What you have to do
Give back every line of the material below that has the string "Model".

Provided records

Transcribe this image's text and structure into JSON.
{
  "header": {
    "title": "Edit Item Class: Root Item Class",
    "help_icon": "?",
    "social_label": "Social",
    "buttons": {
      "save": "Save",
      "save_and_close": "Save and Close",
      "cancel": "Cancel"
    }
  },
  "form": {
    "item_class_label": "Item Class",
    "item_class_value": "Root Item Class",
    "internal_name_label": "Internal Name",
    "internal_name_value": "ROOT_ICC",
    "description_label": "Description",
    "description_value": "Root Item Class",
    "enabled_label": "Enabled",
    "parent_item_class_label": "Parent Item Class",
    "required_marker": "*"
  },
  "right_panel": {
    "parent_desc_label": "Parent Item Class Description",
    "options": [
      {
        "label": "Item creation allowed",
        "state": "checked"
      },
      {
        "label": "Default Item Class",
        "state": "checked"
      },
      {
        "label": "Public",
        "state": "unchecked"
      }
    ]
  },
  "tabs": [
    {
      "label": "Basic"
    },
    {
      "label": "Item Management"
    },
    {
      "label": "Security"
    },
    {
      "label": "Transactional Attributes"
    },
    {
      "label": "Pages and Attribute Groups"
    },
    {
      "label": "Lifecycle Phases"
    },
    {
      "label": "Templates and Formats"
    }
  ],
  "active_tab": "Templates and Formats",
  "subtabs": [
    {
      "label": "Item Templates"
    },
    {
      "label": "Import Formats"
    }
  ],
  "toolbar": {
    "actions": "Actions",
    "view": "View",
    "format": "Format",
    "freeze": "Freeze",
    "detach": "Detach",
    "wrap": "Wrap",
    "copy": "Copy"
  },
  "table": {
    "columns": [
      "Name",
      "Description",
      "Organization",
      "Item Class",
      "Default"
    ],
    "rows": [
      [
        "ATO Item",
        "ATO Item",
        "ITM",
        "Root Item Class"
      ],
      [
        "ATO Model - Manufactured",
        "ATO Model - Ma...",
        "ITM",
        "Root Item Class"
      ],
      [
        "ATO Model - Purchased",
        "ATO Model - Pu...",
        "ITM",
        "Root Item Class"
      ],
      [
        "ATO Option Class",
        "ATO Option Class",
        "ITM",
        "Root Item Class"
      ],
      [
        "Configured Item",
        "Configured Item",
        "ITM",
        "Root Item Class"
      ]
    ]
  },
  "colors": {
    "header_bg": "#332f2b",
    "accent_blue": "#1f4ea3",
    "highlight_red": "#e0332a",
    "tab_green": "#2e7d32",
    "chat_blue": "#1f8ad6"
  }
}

Result of the task
        "ATO Model - Manufactured",
        "ATO Model - Ma...",
        "ATO Model - Purchased",
        "ATO Model - Pu...",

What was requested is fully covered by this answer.